* [EXERCISE INSTRUCTIONS]: The required result is a line count: how many lines in this data hold the word "title". Give only that.

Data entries
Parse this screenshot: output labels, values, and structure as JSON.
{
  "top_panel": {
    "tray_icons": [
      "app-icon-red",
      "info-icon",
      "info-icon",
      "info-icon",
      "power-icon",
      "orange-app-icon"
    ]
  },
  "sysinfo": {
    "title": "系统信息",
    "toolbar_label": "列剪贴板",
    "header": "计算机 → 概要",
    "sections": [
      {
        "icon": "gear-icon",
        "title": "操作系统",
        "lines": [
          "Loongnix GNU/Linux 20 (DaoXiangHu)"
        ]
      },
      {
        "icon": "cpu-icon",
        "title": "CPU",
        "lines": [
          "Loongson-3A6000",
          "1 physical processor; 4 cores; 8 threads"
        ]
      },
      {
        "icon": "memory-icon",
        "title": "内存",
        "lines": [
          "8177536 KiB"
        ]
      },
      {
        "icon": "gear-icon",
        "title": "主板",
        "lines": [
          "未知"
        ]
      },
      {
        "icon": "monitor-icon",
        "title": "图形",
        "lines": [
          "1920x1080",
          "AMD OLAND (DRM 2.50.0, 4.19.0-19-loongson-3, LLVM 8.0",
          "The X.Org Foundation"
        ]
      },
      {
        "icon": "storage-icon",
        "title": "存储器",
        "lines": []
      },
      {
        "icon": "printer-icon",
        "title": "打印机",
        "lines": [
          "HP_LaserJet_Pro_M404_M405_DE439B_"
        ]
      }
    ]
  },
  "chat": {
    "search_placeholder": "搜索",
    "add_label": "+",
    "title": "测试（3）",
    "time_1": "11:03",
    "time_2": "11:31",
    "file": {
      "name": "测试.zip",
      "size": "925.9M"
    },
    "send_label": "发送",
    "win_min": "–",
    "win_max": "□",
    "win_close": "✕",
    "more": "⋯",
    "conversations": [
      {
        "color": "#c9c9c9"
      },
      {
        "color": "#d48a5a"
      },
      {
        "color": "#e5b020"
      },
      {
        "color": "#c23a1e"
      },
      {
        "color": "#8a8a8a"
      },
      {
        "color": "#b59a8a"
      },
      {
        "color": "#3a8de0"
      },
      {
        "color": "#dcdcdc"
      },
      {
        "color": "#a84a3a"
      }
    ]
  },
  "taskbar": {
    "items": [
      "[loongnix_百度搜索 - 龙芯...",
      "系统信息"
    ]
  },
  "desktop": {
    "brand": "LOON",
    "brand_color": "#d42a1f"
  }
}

* [ANSWER TO THIS PROBLEM]: 9